It is more likely that they will be calculating, controlled beings making precise decisions—more like playing chess than dodge ball. Species based in aggression with lower intelligence tend to focus their energies towards one another and survival. For a race of beings to advance beyond the levels we have seen in our own civilization would suggest the need to lay individual differences aside in favor of mutual interests. The skills necessary for long-distance travel and exploration coincide with the key signs of intelligence in nature. Memory, self-awareness, cognition of motives, and creativity must be present before a considerable level of scientific proficiency could ever be achieved.
It happens in countless TV shows and movies. Aliens appear on screen that resemble normal humans in face paint (I’m looking at you Darth Maul and every Star Trek character ever). This is convenient from a prop standpoint but not very likely at all in the realm of science. Humans developed as the result of specific environmental conditions.
We stood erect to cover greater distances and free our hands to manipulate tools. We formed thumbs as a response to our early tree-dwelling lives. But if a planet doesn’t have trees, it is going to be unusual to develop an appendage adept at manipulating them. There’s no way to tell exactly what an alien species will look like but most likely they will be fast, enabling their early survival and the ability to hunt for prey. They will have very well-developed sensory organs. One would expect (but cannot guarantee) rudimentary traits present in most earth-based life forms: mouths, eyes, a form of hearing and an efficient form of locomotion, such as legs. They must have been predators and will likely possess vestigial traits to indicate this.
For a civilization to develop it must communicate. A long-distance form of communication will have to be present in order to organize in large numbers and disseminate information, which is crucial to social development. Like humans, aliens would need the ability to communicate complex theories with one another, and record them, thereby assisting the next generation through learning. Without some form of writing, it is unlikely we would have ever passed beyond the barrier of individual generational limitations.
The type of speech employed by interstellar travellers, and how it might be recorded, is somewhat of a mystery, however. Depending on their environments, sound waves may not be the most effective approach. Perhaps they will use vibrations that are received via specialized sensory organs, or maybe they will, as Hollywood would have us believe, speak telepathically. Telepathy has yet to be proven in any other species however, so that would more likely be a secondary development or the result of technology.
Aliens will not be super strong. Once reaching the level of technological proficiency required to be space explorers, the need for brute strength should be several thousand years removed from its usefulness. These creatures will be lean and efficiently designed beings, using minimal energy to power their bodies.

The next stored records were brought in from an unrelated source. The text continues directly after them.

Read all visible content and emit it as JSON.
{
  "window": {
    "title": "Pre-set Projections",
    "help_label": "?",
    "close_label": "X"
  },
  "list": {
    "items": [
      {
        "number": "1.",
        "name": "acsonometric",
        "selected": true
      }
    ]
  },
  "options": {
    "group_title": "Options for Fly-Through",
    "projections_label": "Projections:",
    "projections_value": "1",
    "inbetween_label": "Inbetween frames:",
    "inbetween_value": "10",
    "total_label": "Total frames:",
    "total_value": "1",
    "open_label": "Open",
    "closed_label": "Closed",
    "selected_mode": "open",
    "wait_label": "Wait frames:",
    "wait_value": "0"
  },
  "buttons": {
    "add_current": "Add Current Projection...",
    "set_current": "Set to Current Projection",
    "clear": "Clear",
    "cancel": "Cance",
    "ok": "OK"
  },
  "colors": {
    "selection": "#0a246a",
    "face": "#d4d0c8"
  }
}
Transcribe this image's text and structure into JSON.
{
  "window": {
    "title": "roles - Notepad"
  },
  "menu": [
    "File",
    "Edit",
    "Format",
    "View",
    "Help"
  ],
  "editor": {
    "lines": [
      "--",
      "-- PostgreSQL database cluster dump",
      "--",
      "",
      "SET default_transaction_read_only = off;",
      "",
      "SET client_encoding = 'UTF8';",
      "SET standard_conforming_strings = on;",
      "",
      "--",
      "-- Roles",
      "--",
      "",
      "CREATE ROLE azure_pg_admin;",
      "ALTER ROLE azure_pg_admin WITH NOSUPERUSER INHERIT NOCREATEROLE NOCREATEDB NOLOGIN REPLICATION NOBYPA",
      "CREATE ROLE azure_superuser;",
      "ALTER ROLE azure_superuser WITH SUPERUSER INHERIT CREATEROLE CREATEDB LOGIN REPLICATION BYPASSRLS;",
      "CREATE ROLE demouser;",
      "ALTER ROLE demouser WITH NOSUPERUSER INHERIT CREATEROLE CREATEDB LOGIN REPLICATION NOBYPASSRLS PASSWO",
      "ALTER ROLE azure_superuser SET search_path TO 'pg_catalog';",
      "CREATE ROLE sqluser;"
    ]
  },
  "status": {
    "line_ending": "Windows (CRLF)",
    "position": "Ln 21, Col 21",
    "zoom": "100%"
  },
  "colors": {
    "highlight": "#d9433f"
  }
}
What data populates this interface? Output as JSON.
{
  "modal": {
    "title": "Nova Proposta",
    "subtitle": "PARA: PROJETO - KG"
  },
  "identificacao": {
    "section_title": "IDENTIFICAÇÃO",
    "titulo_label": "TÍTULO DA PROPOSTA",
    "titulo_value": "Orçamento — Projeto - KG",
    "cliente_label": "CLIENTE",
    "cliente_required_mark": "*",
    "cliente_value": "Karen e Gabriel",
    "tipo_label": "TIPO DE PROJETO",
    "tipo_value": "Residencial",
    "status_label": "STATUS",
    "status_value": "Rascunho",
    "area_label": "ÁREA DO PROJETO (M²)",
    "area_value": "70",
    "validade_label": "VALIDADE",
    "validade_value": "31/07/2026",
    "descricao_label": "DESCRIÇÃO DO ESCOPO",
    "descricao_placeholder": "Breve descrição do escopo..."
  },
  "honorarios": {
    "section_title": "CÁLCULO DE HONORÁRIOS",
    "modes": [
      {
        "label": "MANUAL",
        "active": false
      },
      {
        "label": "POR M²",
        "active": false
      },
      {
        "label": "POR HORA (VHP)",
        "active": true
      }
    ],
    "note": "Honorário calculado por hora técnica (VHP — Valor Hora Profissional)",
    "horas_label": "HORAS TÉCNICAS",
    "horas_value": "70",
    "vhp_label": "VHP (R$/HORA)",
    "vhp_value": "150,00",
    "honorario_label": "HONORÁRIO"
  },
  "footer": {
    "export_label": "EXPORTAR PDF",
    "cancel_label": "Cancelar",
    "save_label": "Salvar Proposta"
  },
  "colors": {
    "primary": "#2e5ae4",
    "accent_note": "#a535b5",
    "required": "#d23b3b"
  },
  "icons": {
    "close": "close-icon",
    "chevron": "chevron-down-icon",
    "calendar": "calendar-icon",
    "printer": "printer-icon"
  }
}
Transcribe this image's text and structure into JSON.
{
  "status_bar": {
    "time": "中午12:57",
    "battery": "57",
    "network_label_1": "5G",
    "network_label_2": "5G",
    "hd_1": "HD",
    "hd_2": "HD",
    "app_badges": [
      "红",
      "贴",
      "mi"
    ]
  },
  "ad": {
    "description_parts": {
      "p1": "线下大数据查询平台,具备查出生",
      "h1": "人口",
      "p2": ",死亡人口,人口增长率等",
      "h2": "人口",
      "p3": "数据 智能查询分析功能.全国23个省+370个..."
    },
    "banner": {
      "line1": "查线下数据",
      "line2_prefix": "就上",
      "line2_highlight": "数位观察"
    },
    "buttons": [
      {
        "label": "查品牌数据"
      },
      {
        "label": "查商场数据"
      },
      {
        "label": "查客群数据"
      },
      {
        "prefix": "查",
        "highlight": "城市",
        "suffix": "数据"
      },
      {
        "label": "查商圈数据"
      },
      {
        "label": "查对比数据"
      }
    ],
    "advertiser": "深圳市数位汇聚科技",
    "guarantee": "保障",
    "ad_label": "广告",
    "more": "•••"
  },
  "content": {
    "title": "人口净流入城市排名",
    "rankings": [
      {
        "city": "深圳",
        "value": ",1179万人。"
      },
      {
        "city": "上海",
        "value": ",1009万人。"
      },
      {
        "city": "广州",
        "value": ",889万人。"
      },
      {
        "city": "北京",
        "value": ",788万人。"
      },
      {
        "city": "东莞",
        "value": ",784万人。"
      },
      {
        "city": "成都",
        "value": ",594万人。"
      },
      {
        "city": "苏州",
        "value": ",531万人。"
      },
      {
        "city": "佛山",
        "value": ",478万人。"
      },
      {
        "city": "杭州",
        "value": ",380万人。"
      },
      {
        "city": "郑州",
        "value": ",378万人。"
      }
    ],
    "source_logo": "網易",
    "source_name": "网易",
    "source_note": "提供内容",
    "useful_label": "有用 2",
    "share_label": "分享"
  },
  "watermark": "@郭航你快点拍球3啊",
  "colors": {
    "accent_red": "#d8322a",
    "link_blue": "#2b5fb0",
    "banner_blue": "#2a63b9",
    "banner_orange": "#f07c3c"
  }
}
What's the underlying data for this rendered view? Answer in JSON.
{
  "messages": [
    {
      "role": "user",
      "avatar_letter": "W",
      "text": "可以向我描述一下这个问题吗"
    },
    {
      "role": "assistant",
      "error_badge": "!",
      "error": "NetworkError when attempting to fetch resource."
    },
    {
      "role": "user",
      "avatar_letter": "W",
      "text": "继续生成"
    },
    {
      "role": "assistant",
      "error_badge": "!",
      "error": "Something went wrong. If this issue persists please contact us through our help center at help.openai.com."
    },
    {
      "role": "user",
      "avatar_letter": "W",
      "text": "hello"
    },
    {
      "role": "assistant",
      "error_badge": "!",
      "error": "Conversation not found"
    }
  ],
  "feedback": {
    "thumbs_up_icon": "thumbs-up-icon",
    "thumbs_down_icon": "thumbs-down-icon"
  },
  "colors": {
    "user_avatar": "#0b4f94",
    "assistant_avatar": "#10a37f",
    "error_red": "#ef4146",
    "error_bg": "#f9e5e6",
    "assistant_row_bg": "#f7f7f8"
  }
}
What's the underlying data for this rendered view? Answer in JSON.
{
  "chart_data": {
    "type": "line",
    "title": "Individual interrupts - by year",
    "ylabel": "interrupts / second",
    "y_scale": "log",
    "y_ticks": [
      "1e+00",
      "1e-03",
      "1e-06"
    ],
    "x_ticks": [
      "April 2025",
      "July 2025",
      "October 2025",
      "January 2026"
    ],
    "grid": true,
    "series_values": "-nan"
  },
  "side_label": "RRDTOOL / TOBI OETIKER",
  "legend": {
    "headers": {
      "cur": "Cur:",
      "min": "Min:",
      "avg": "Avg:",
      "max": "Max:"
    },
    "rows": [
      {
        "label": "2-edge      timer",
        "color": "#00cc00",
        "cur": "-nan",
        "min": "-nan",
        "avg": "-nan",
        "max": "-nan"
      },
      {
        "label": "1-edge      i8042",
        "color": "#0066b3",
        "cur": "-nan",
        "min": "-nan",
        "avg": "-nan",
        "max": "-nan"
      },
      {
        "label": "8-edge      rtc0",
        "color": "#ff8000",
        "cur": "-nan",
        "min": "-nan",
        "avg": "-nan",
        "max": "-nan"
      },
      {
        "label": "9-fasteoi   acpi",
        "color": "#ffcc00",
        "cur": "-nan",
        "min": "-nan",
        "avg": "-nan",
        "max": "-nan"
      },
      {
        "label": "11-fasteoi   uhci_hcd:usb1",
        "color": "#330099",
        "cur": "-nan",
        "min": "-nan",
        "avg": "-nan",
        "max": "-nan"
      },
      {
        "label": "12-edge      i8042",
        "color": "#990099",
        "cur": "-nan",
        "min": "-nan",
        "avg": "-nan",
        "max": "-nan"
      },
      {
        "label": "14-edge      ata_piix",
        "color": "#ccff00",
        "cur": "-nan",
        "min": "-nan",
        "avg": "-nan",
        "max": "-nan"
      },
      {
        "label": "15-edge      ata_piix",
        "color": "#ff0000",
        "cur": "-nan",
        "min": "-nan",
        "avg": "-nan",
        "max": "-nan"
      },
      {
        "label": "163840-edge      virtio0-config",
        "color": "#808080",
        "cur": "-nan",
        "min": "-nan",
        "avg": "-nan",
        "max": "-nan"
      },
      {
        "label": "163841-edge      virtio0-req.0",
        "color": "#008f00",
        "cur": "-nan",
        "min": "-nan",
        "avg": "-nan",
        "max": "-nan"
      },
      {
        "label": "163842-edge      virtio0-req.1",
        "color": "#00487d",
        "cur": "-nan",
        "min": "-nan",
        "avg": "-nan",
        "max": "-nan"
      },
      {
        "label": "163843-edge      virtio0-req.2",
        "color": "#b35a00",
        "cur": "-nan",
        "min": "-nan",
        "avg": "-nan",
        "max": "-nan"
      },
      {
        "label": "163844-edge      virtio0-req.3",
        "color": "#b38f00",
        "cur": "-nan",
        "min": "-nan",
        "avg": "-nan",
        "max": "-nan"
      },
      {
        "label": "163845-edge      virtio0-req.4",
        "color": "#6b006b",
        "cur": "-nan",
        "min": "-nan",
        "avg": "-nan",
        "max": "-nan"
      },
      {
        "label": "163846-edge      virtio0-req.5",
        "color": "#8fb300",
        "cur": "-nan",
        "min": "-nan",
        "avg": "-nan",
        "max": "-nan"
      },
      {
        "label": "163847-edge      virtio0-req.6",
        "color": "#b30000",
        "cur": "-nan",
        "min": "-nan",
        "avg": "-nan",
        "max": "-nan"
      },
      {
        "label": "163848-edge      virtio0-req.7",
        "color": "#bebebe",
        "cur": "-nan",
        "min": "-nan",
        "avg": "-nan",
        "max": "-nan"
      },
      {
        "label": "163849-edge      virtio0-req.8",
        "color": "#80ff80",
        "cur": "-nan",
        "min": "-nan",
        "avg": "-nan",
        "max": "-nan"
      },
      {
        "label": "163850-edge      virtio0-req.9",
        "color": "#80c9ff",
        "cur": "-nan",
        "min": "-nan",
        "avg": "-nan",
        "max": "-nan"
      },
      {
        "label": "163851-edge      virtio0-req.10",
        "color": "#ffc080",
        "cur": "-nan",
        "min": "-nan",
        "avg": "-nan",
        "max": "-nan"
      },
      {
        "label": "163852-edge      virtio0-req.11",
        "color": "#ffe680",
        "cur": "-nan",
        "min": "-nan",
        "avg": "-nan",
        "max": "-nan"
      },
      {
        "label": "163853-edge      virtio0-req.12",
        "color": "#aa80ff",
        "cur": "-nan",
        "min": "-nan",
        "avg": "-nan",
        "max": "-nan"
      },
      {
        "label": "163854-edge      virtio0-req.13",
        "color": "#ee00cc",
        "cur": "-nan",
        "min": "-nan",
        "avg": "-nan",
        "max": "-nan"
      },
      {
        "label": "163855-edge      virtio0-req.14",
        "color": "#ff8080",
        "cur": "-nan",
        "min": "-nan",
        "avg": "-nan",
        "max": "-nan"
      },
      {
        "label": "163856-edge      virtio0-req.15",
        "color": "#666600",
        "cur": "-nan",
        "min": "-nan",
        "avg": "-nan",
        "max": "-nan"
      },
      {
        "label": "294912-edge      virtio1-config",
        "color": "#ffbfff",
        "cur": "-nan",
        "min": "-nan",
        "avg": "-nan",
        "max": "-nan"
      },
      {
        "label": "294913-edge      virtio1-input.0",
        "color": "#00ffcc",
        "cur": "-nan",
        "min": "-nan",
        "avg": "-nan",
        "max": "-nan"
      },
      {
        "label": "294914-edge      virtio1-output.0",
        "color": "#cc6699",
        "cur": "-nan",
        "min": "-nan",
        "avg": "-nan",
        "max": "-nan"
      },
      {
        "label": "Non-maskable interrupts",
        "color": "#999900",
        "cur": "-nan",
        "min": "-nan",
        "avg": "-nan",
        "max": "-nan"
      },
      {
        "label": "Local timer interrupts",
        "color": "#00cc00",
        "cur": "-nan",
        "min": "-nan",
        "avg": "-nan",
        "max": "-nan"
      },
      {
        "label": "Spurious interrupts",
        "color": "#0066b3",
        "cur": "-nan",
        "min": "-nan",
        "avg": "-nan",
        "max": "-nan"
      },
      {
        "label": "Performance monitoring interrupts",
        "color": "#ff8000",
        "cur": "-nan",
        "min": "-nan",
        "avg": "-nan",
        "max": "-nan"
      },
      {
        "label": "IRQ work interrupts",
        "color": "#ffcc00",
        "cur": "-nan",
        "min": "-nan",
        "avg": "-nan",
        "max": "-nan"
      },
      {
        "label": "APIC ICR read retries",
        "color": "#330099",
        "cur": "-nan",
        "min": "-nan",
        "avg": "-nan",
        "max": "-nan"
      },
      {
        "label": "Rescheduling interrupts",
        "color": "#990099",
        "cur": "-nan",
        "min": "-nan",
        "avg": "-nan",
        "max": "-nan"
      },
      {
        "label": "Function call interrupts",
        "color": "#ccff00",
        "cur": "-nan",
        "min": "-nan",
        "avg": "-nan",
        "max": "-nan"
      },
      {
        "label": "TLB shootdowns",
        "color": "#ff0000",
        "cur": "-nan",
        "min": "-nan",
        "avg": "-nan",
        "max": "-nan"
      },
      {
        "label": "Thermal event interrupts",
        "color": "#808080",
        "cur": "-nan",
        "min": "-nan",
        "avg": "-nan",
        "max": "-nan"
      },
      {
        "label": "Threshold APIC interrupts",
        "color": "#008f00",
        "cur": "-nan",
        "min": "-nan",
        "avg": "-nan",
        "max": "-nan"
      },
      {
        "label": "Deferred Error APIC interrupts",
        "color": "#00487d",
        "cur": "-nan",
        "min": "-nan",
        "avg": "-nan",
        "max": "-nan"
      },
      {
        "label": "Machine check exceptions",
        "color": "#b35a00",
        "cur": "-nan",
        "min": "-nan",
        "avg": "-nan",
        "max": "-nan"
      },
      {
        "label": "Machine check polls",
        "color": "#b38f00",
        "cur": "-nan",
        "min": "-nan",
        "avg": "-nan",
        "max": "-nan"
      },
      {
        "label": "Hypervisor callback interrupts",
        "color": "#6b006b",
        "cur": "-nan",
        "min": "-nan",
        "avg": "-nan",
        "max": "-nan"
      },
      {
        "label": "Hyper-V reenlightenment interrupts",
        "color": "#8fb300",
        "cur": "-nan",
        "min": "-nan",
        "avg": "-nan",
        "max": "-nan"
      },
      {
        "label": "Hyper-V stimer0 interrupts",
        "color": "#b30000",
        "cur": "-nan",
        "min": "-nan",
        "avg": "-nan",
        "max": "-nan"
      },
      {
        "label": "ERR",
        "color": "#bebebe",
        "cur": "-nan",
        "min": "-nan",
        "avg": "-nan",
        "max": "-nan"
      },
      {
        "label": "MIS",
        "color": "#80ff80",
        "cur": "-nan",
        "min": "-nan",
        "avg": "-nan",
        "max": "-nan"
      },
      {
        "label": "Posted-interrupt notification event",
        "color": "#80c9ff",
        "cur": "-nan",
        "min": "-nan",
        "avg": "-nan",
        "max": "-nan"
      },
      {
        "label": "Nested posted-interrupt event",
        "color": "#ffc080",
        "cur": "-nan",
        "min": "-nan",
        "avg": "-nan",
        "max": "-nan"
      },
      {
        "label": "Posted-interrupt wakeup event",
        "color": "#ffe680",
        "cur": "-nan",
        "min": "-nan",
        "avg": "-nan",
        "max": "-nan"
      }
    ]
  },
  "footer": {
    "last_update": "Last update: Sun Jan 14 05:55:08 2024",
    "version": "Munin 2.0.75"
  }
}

Energy consumption dictates survival on a large scale. Larger muscles use more energy and require more upkeep, which diverts energy away from evolutionary progress.
A scientifically advanced culture would no longer require physical strength to manipulate its surroundings, and a species that has put its evolutionary chips on complex social bonds, abstract thinking and communicating, and fine motor skills and tool manipulation, all of which are necessary to develop interstellar travel, will probably not have the resources left to devote to physical strength or speed.